Even though he calls the West Coast home now, Florence nods to those roots at his British-style pub in downtown San Francisco, Wayfare Tavern, where fried chicken reigns as one of the best-selling items on the menu. “When you come to my restaurants in San Francisco, and if you really pay attention,” he says, “you can tell there is a Southern guy in the kitchen.”
This year, Florence will return to Greenville for the seventeenth annual Euphoria festival, from September 15 to 18. As wine and bourbon tastings, food tours, and musical performances take over the city, Florence will join in the festivities, including “A Tyler Florence Homecoming,” for which he will host a cooking class for young chefs during the day and a fine-dining experience at Soby’s at night. “I am very excited to come home and see old friends and family and eat some really good Southern food,” he says.
Florence also plans to revisit some of the spots that shaped his childhood and started his journey in the cooking world. From historic landmarks to beloved dining destinations, here are a few of his must-dos when visiting Greenville.
Wake Up at the Westin Poinsett
While in Greenville, Florence will rest his head at the historic Westin Poinsett hotel, built in 1925 in the heart of downtown. “It is such a masterpiece,” he says. “It is just a beautiful, old Southern charmer of a hotel. It is one of my favorite places.”
Head to Breakfast at Stax Original
The Stathakis family opened this diner in the 1970s. “It is a great place to get a good meat-and-three meal,” Florence says. The breakfast menu, too, offers stick-to-your-ribs favorites such as omelets, steak biscuits, and “country” eggs Benedict with cured ham slices and sausage milk gravy.
Grab Lunch at Henry’s Smokehouse
Florence loves Henry’s hickory-smoked, Carolina-style barbecue, located near downtown, especially the “smoked shoulder and ribs and super-tangy mustard-based barbecue sauce, which is awesome.”
Take an Afternoon Break at Furman University

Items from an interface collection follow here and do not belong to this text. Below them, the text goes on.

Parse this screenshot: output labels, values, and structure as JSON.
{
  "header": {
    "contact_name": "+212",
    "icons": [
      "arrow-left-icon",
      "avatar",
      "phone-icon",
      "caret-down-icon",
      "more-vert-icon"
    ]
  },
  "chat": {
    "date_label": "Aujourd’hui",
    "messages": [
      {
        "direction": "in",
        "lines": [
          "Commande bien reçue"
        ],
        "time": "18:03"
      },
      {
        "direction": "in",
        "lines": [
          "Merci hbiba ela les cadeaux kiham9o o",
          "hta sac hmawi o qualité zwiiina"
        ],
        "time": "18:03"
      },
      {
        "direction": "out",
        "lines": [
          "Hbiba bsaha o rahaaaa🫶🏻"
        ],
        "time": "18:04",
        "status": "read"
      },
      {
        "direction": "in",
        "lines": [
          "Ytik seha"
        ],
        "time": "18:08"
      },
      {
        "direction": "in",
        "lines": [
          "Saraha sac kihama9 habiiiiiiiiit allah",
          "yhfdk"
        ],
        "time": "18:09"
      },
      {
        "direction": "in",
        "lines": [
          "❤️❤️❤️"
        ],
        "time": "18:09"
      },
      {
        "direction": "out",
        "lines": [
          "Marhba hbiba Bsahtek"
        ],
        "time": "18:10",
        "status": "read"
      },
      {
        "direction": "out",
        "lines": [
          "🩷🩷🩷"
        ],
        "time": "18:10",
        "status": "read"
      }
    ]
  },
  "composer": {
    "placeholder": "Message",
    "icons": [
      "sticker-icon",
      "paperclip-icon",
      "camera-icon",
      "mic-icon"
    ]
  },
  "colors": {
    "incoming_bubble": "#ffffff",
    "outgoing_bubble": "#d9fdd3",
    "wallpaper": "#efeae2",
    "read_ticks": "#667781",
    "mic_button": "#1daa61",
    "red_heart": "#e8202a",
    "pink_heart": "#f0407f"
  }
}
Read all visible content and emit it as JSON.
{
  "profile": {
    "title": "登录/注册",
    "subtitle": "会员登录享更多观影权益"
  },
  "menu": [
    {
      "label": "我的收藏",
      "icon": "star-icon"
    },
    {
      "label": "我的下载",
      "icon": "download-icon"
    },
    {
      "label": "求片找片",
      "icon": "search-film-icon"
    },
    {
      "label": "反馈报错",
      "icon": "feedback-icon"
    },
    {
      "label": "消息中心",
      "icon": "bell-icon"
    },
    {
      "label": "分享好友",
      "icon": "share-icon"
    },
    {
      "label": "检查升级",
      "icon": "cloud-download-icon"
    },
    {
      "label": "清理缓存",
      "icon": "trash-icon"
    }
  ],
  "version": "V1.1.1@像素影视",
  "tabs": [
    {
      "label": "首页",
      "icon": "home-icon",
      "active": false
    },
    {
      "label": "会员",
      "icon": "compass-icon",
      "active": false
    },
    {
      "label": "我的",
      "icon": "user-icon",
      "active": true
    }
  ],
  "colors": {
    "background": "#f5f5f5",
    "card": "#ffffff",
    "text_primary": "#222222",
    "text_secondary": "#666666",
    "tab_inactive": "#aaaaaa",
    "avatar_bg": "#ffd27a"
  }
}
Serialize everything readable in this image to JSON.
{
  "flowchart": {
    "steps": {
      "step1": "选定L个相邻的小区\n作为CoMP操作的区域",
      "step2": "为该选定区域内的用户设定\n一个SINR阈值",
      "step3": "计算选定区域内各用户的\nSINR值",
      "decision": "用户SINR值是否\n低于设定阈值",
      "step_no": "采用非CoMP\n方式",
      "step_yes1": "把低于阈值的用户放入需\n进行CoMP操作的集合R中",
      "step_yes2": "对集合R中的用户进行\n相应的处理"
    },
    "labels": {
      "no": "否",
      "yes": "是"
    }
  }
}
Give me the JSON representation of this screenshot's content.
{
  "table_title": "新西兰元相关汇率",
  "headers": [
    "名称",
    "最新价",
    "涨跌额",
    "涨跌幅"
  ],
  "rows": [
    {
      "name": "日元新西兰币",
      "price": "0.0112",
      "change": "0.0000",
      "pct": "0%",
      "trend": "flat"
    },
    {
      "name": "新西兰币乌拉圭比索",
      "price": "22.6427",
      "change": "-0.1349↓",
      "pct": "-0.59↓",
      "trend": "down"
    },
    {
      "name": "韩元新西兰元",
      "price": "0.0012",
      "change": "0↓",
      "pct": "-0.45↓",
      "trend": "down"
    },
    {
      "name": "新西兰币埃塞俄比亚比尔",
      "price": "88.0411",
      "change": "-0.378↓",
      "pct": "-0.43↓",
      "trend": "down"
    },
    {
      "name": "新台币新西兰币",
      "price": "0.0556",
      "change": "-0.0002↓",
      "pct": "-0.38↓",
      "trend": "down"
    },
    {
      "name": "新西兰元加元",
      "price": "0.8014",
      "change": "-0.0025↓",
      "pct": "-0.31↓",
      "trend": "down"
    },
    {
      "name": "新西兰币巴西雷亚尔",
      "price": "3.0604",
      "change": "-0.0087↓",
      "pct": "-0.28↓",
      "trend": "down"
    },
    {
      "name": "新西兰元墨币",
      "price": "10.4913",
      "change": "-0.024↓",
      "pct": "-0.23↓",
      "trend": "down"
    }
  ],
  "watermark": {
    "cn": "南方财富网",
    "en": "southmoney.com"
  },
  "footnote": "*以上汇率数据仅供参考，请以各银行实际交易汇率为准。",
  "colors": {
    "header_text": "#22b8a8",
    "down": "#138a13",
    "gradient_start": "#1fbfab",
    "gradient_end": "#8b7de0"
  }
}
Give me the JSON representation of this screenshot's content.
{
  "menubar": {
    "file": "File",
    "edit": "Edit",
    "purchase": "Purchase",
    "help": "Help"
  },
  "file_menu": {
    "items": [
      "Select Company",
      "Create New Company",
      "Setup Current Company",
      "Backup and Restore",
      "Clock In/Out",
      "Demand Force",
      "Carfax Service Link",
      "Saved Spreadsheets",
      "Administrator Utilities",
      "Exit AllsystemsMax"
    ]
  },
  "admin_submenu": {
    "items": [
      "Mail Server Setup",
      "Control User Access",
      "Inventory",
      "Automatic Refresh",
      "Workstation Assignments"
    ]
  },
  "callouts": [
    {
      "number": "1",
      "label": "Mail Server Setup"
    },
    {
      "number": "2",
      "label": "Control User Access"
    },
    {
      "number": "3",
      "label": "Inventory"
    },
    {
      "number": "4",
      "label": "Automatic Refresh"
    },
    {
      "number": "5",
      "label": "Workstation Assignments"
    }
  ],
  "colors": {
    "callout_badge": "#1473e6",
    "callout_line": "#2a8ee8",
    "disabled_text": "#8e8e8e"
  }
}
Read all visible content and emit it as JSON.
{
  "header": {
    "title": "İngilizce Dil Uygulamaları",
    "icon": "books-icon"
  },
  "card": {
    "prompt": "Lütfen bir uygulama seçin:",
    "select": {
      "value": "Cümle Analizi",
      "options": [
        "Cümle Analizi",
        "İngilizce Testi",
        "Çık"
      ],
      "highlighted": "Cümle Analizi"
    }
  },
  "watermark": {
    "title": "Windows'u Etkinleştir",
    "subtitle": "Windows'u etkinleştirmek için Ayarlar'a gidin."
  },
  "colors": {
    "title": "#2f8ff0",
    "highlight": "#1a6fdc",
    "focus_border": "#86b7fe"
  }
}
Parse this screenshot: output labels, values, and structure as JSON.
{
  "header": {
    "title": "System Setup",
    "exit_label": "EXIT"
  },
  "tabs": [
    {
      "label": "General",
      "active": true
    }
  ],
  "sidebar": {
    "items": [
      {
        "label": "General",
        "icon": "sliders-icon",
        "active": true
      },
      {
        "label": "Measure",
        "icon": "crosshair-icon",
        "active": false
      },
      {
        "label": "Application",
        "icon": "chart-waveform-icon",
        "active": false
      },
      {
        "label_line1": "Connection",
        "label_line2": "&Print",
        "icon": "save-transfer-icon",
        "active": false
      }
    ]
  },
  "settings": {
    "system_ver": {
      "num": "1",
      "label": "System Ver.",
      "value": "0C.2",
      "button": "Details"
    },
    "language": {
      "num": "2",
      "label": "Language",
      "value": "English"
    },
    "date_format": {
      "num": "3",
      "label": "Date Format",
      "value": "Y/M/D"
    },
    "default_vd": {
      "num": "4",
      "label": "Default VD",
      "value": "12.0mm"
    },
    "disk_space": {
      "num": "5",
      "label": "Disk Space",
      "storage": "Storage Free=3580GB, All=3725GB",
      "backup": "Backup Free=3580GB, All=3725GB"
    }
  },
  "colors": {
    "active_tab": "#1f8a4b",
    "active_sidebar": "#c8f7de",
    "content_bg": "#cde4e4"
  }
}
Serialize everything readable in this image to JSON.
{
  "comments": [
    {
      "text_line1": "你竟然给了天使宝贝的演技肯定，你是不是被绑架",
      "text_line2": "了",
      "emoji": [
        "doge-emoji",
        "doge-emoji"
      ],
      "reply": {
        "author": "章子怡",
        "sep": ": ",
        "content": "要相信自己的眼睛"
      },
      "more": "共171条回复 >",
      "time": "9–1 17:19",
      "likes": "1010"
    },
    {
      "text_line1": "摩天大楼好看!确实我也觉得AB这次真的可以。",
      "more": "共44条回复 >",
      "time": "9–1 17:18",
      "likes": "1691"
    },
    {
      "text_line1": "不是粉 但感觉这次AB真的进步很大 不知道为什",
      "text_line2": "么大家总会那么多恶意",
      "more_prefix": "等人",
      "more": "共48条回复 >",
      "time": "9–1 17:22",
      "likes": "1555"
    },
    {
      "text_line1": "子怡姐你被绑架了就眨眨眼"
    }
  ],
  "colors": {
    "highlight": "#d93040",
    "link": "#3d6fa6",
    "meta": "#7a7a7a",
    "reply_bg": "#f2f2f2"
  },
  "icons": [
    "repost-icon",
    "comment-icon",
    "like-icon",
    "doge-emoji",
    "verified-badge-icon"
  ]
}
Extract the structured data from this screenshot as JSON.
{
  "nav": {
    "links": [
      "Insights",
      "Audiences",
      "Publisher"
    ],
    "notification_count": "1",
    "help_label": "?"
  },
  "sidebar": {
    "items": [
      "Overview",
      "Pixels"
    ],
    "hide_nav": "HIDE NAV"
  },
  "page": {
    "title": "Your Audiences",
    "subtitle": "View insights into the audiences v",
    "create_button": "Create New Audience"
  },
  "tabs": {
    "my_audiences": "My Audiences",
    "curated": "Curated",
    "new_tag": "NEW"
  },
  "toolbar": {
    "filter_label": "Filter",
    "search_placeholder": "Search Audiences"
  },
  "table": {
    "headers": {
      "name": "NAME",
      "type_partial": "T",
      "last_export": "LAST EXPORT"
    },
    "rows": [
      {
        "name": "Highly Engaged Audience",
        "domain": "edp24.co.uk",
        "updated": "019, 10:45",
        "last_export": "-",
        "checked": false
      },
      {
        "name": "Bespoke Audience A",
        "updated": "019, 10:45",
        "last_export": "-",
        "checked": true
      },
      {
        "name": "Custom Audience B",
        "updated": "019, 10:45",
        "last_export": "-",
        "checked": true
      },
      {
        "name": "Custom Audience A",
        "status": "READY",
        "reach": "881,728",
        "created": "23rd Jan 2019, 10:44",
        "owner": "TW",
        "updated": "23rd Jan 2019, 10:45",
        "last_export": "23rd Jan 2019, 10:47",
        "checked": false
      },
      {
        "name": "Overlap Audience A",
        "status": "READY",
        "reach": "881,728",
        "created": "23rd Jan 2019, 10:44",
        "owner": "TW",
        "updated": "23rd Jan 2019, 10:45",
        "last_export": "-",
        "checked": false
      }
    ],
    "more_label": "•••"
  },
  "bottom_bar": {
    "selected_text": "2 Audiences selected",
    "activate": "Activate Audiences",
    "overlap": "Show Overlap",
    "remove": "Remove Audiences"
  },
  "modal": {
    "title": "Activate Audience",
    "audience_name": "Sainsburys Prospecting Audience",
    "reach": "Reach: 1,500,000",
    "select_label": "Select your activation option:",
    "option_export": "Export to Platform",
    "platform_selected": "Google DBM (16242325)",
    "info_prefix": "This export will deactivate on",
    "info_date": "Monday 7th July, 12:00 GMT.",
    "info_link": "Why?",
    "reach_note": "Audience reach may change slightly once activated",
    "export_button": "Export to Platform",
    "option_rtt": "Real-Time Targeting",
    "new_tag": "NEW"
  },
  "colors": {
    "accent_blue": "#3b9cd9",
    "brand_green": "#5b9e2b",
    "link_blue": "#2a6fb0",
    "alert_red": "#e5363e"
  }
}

Florence grew up only a mile away from the small liberal arts and sciences university, and he and his brother would ride their bikes to Furman’s picturesque campus daily. “It is where we made a lot of really fun memories as a kid,” including at summer camps there, he says. A walk along Furman Lake will allow a peek at the historic Florentine-style bell tower.
Sink Your Teeth into a Steak at the Peddler
For dinner, Florence makes sure to stop by the restaurant that introduced him to fine dining as a child. “This was the first place where I ever tried filet mignon wrapped in bacon,” Florence recalls. The local landmark, tucked into the woods into an old stone structure at the base of Paris Mountain, north of downtown, offers an old-school steakhouse experience—stone fireplaces, a generous salad buffet, tableside cut-to-order rib eyes, ice-cold martinis at a bar hung with Tiffany-style lamps. “For my entire life,” Florence says, “I have been trying to do a steakhouse like the Peddler.”